1) Councillors should direct administration to produce a detailed organizational chart of all managerial positions within the city in order to use that chart to flatten the layers of management at city hall. The basic operating principle is that a manager must manage at least two other employees, otherwise the management position is eliminated.
2) Suspend the operations of all ad hoc and advisory committees and eliminate their budgets (except those required by provincial statute), saving secretarial costs and eliminating the need for city hall staff to be diverted from their primary tasks.
3) Contract the delivery of recreation services to third-party non-governmental organizations in the city such as Our Kids Count and the 55+ centre, reducing the number of in-house recreation staff.
4) Suspend all spending on the design of a new police station until the Police Services board conducts a proper community consultation on the future of policing in Thunder Bay.
5) Stage downtown core renewals so the city is not spending large construction dollars on both cores in a single year.
6) Sell Chippewa Park to Fort William First Nation, reducing the city’s overall park responsibilities.
7) In 2022 the city committed to hiring new by-law enforcement officers in order to reduce the burden on the police department; council should limit funding for new police officers to a total of 5 in the 2023 budget to see if the overall police burden is indeed reduced by the field work of the new by-law enforcement officers.
8) Contract out Provincial Offences Court prosecutions to a local law firm.
9) Contract out all repetitive, low-value legal work to local law firms and cancel plans to spend $1 million in renovations to city hall for legal department.
10) Establish a Municipal Services Corporation to deliver back office services such as payroll and realty services to the city, TBaytel, Synergy North, and the District Social Services Administration Board. As well, sell those back office services to surrounding municipalities allowing them to reduce their office staff. Such a corporation would allow the city to cut back its back office staff and reduce the costs of each of the partner entities.
11) Establish a Municipal Services Corporation with surrounding municipalities to operate a pavement batch plant and a district-wide paving operation as an alternative to depending on just a few private paving companies. The argument here is that there’s too little competition in the private sector for these services to keep prices down.
12) Establish a volunteer fire department to complement and reduce the number of professional fire fighters, especially in the rural areas.

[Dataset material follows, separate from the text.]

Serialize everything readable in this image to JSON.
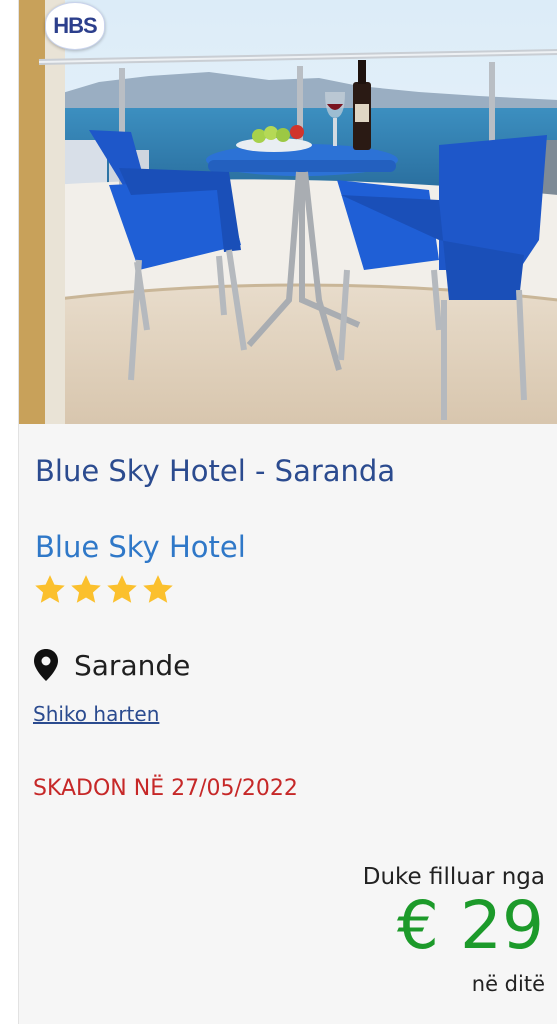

13) In 2021, the city had a surplus of $10.9 million. Those funds were spread through multiple city reserve funds. Those funds should be tapped in 2023 in order to reduce the tax levy increase to 2 per cent.